▶ [ABOUT THIS EXERCISE] Copy all the entries word for word, but omit the pictures.

▶ [DATA FOR ANALYSIS]
• • • • •

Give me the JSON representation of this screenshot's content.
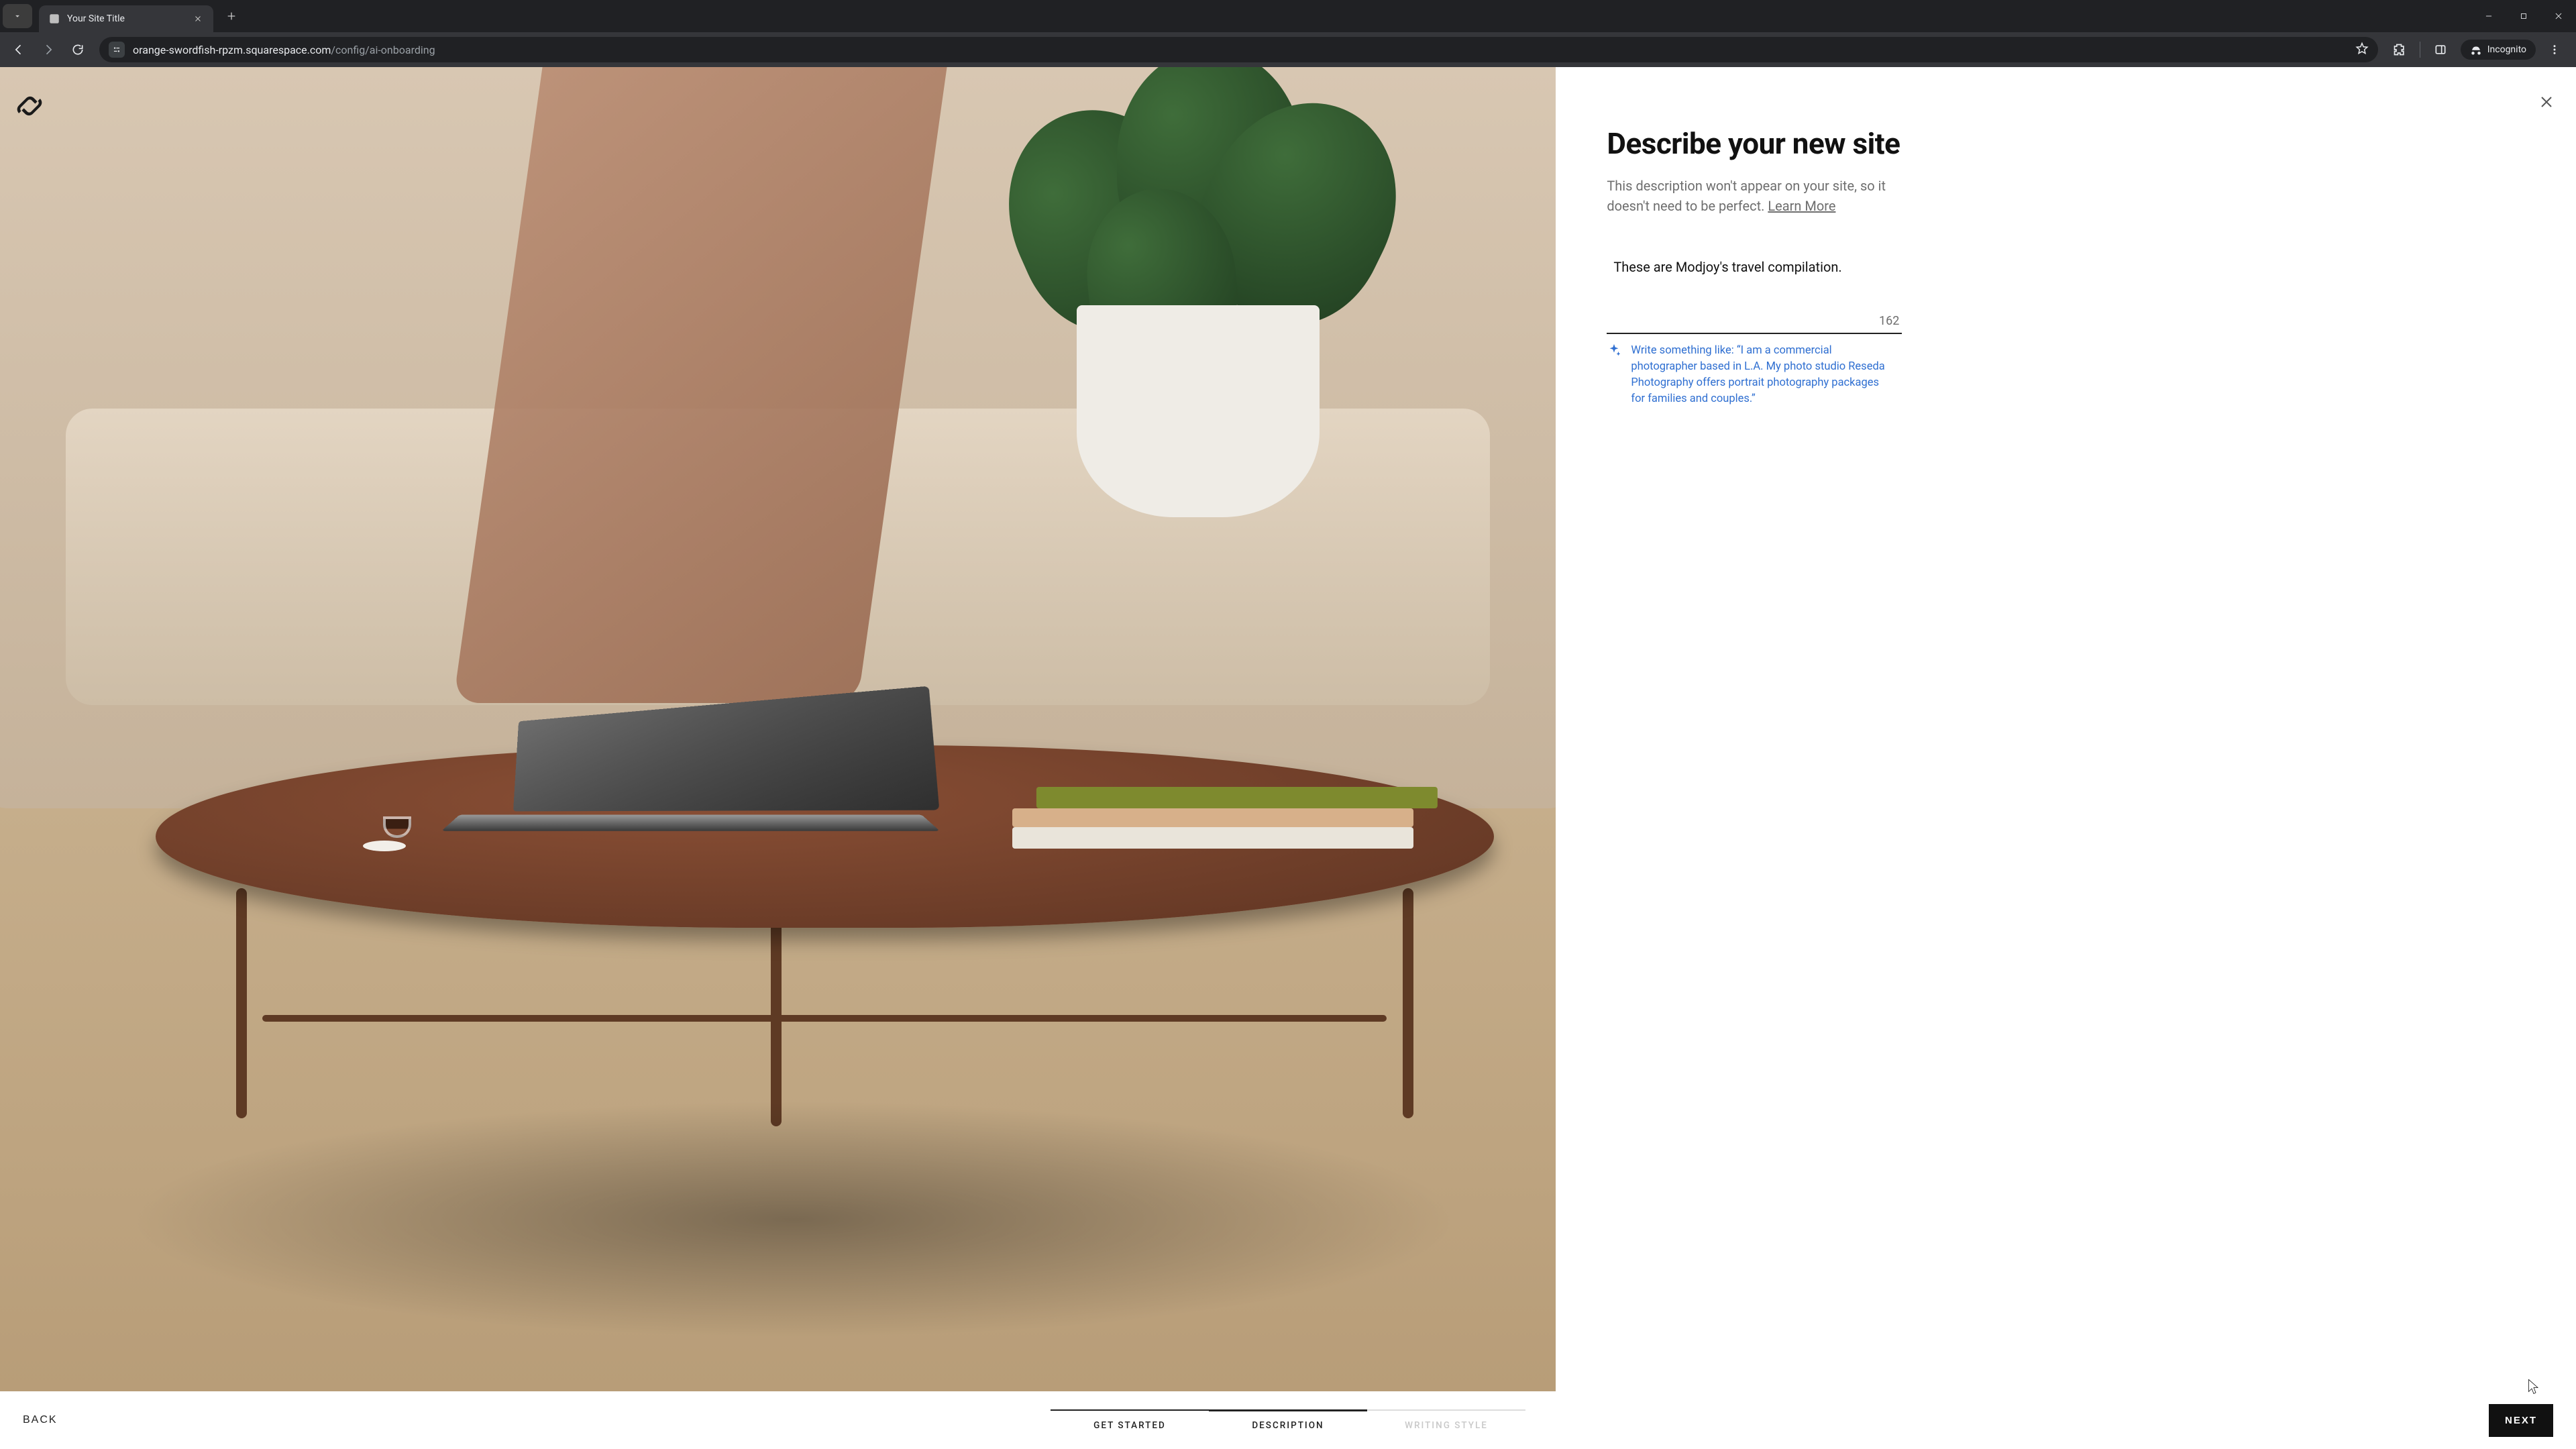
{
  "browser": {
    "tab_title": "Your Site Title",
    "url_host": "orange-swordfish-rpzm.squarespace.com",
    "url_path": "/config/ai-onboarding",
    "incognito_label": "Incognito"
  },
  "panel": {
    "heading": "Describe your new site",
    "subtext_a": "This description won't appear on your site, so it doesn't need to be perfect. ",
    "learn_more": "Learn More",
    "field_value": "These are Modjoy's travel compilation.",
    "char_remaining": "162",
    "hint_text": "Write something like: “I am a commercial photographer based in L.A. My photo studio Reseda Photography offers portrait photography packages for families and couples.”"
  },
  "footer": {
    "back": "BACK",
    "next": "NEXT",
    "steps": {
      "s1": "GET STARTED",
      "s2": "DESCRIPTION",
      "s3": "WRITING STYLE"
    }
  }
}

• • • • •

▶ [OUTPUT OF THE TASK]
Give me the JSON representation of this screenshot's content.
{
  "browser": {
    "tab_title": "Your Site Title",
    "url_host": "orange-swordfish-rpzm.squarespace.com",
    "url_path": "/config/ai-onboarding",
    "incognito_label": "Incognito"
  },
  "panel": {
    "heading": "Describe your new site",
    "subtext_a": "This description won't appear on your site, so it doesn't need to be perfect. ",
    "learn_more": "Learn More",
    "field_value": "These are Modjoy's travel compilation.",
    "char_remaining": "162",
    "hint_text": "Write something like: “I am a commercial photographer based in L.A. My photo studio Reseda Photography offers portrait photography packages for families and couples.”"
  },
  "footer": {
    "back": "BACK",
    "next": "NEXT",
    "steps": {
      "s1": "GET STARTED",
      "s2": "DESCRIPTION",
      "s3": "WRITING STYLE"
    }
  }
}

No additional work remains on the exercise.